TRY IT → Go through the entries and copy every line that has the string "Actualiser" in it.

Dataset rows for apps and sites
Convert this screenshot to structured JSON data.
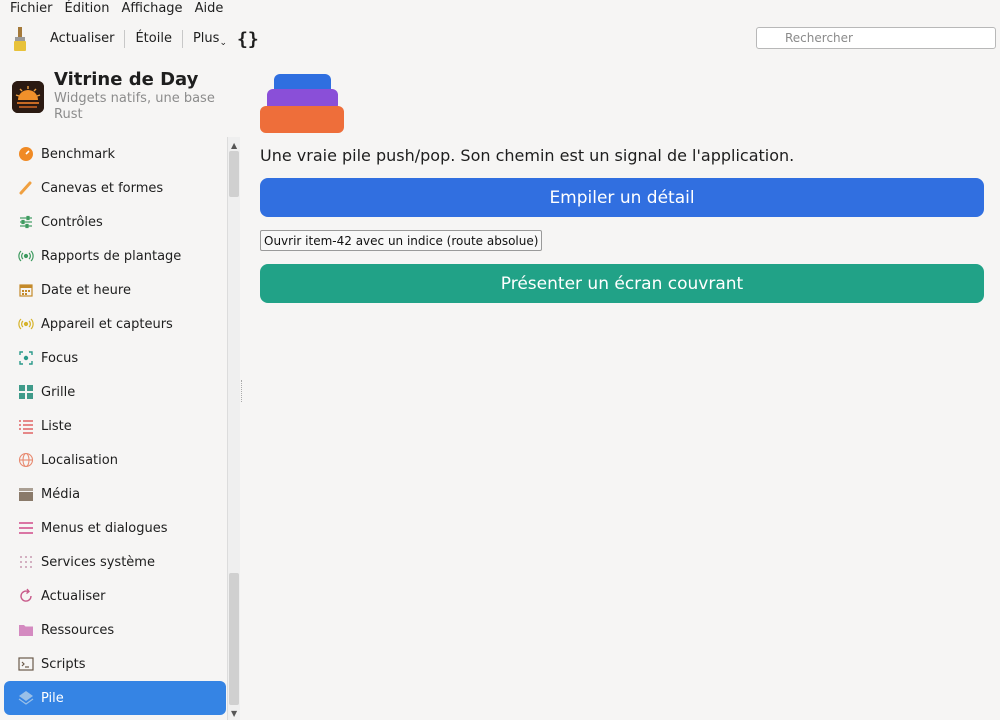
{
  "menubar": {
    "items": [
      "Fichier",
      "Édition",
      "Affichage",
      "Aide"
    ]
  },
  "toolbar": {
    "refresh_label": "Actualiser",
    "star_label": "Étoile",
    "more_label": "Plus",
    "braces_label": "{}",
    "search_placeholder": "Rechercher"
  },
  "app": {
    "title": "Vitrine de Day",
    "subtitle": "Widgets natifs, une base Rust"
  },
  "sidebar": {
    "items": [
      {
        "label": "Benchmark",
        "icon": "gauge-icon",
        "color": "#f08a24"
      },
      {
        "label": "Canevas et formes",
        "icon": "brush-icon",
        "color": "#f0a040"
      },
      {
        "label": "Contrôles",
        "icon": "sliders-icon",
        "color": "#3f9b60"
      },
      {
        "label": "Rapports de plantage",
        "icon": "broadcast-icon",
        "color": "#3f9b60"
      },
      {
        "label": "Date et heure",
        "icon": "calendar-icon",
        "color": "#c48a2a"
      },
      {
        "label": "Appareil et capteurs",
        "icon": "sensor-icon",
        "color": "#d6b32a"
      },
      {
        "label": "Focus",
        "icon": "focus-icon",
        "color": "#2a9a8a"
      },
      {
        "label": "Grille",
        "icon": "grid-icon",
        "color": "#3f9b8a"
      },
      {
        "label": "Liste",
        "icon": "list-icon",
        "color": "#e05a5a"
      },
      {
        "label": "Localisation",
        "icon": "globe-icon",
        "color": "#e88a70"
      },
      {
        "label": "Média",
        "icon": "clapper-icon",
        "color": "#8a7a6a"
      },
      {
        "label": "Menus et dialogues",
        "icon": "menu-icon",
        "color": "#d04a8a"
      },
      {
        "label": "Services système",
        "icon": "dots-icon",
        "color": "#c89ab0"
      },
      {
        "label": "Actualiser",
        "icon": "refresh-icon",
        "color": "#c85a8a"
      },
      {
        "label": "Ressources",
        "icon": "folder-icon",
        "color": "#d48ac0"
      },
      {
        "label": "Scripts",
        "icon": "terminal-icon",
        "color": "#6a5a4a"
      },
      {
        "label": "Pile",
        "icon": "layers-icon",
        "color": "#9ac0e8",
        "active": true
      }
    ]
  },
  "main": {
    "headline": "Une vraie pile push/pop. Son chemin est un signal de l'application.",
    "push_button": "Empiler un détail",
    "open_item_button": "Ouvrir item-42 avec un indice (route absolue)",
    "present_button": "Présenter un écran couvrant"
  },
  "colors": {
    "accent_blue": "#316fe0",
    "teal": "#21a287",
    "selection": "#3584e4"
  }
}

WRITTEN ANSWER →
    "refresh_label": "Actualiser",
        "label": "Actualiser",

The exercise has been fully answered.